Reilly's Law of Retail Gravitation
"Two cities attract trade from an intermediate town in the vicinity of the breaking point approximately in
direct proportion to the populations of the two cities and in inverse proportion to the squares of the
distances from these two cities to teh intermediate town."
Convers Breakpoint Method Note here.
Huff Model: Note here.
Huff Model: (distance/size/probability)
1. Law of retail gravitation in a probalistic framework.
2. The model: see equation
3. In order to apply the model we need:
a) a measure of size/attractiveness (ie number of stores, employees)
b) a measure of accessbility: distance, travel time.
c) details on market: eg CTs, FSAs, CHHs, POP \$, FAMEX
d) estimate of friction of distance associated with specific retail type. (exponent b)
4. Applications: Using the model we can:
a) assess theoretically the existing market size (POP \$, HHS \$) for each centre by
calculating the portion of each market area (CT/FSA) that will shop at each centre.
Theoretical/Normative
b) address a number of "what if" questions (strategy/forecasting)
How will market share change with the introduction of a new competitor/centre? With the
removal of a competitor?
What if the spatial distributions of the market (population) changes?
What if incomes increase? decrease? FAMEX
What if the mobility of teh market increases? decreases? - exponent b.
Economic viability/ planning debates.
5. An example of the application of the HUFF model (see table/diagram)
Overlapping markets vs. spatial monopoly (all market inside that space will go to that centre)
6. Assumptions and criticisms
Unlike the Thiessen and Converse not a spatial monopoly method but utility is still considered to be
measured by relative size and distance.

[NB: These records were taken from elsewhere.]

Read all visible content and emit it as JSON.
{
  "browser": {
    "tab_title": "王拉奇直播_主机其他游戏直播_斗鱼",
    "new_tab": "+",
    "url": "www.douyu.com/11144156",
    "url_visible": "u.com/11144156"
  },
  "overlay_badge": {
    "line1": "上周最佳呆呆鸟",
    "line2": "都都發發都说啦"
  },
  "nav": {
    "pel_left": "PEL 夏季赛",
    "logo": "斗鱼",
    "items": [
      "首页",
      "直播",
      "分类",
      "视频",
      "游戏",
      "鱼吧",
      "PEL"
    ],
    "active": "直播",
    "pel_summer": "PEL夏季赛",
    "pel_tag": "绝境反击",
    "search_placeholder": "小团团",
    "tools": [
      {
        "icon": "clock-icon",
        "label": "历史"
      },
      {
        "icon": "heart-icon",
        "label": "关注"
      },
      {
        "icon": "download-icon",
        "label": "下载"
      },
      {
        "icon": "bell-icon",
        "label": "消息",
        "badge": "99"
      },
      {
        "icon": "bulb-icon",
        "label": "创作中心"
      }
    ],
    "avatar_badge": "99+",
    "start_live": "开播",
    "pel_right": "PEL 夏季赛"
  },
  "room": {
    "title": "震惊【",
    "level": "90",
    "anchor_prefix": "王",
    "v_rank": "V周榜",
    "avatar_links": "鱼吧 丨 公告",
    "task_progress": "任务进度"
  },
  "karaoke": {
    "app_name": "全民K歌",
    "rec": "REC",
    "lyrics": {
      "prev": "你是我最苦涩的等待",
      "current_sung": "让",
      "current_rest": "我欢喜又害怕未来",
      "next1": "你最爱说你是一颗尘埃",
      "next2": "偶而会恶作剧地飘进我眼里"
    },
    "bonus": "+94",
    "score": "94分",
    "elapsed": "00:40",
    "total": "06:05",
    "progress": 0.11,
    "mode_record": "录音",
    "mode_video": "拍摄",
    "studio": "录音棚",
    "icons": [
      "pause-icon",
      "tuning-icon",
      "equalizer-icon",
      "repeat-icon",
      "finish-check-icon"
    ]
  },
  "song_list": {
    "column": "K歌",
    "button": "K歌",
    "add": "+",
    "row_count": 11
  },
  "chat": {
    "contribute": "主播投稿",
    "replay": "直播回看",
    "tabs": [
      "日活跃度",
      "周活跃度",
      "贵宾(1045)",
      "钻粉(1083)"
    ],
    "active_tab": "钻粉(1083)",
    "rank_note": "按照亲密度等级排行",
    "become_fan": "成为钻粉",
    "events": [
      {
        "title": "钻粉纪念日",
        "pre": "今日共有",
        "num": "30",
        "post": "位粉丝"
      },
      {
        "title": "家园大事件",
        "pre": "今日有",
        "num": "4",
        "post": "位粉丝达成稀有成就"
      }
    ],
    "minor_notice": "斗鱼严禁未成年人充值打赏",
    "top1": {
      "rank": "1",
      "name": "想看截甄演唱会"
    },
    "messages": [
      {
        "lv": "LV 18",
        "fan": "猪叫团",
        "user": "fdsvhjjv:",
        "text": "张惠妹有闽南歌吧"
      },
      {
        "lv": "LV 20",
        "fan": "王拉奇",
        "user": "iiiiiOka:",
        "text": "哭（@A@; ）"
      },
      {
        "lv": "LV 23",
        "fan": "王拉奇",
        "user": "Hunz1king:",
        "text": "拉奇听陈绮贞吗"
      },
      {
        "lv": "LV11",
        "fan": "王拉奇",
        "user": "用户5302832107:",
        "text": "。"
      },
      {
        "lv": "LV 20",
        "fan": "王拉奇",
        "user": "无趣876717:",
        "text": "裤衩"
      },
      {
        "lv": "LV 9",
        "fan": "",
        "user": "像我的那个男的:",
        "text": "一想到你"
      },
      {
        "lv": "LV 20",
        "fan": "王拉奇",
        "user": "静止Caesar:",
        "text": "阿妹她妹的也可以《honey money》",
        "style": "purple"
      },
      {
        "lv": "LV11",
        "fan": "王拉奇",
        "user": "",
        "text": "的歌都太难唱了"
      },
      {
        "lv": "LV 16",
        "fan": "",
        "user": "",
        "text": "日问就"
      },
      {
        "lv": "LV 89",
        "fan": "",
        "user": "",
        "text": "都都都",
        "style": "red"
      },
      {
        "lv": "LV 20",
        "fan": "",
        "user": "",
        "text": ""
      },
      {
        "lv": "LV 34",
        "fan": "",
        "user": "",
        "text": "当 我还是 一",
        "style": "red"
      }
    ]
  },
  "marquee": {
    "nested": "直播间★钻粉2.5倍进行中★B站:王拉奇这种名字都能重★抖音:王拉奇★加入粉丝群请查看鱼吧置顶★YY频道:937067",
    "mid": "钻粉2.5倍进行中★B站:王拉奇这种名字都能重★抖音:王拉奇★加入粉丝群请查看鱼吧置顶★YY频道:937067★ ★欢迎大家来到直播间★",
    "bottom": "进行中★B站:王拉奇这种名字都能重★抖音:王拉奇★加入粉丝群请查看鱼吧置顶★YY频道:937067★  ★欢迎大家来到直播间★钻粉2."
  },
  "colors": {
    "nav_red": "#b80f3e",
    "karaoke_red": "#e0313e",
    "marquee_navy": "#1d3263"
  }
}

Theoretical vs actual. Other unifying assumptions are much the
same. Model doesnt address what actually is.
Reconsumer behaviour, etc.